> TASK PROMPT
Keep only the lines of the listing that include the word "JSON", and copy them.
──────────────────────────────
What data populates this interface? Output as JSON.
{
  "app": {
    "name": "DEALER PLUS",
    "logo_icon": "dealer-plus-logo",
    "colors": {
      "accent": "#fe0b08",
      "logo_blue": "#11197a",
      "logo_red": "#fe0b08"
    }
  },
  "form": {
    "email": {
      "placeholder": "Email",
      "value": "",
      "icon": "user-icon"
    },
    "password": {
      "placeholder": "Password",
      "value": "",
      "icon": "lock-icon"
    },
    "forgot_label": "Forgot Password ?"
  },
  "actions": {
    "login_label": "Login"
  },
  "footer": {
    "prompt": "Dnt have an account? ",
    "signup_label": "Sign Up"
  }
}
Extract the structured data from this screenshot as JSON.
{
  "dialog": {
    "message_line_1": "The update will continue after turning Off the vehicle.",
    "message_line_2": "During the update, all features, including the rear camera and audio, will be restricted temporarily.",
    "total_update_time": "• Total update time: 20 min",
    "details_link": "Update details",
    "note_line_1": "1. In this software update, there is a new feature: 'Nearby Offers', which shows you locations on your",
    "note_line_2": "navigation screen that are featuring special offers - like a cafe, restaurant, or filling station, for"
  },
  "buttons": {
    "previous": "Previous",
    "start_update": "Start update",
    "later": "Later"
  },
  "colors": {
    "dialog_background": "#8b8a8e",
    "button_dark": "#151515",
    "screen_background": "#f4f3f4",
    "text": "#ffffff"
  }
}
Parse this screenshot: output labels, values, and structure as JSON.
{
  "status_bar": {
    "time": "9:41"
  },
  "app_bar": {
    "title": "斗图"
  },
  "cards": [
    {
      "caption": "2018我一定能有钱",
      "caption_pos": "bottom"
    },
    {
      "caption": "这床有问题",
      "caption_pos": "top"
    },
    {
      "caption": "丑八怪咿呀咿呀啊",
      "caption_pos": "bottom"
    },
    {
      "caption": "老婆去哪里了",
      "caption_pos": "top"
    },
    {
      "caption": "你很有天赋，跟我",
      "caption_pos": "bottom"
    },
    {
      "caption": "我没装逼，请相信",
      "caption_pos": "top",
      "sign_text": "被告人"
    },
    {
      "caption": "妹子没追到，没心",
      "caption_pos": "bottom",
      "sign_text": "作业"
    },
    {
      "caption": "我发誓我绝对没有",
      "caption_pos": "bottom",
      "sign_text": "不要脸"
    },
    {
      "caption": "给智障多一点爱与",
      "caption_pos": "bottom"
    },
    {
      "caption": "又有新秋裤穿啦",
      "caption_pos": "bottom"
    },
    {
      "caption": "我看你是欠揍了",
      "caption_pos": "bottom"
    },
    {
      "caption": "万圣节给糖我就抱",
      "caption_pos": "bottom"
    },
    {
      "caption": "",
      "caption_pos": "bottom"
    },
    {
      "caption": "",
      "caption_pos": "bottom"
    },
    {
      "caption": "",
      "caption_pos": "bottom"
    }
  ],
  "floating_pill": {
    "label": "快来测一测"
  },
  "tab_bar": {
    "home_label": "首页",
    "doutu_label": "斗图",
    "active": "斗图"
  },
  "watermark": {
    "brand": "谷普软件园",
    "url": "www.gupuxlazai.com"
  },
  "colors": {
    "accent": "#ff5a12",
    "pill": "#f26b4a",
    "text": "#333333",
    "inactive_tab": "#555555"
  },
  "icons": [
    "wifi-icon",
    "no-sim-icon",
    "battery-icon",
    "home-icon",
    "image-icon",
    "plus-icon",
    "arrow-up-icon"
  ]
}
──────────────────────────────
> ANSWER TO THIS EXERCISE
What data populates this interface? Output as JSON.
Extract the structured data from this screenshot as JSON.
Parse this screenshot: output labels, values, and structure as JSON.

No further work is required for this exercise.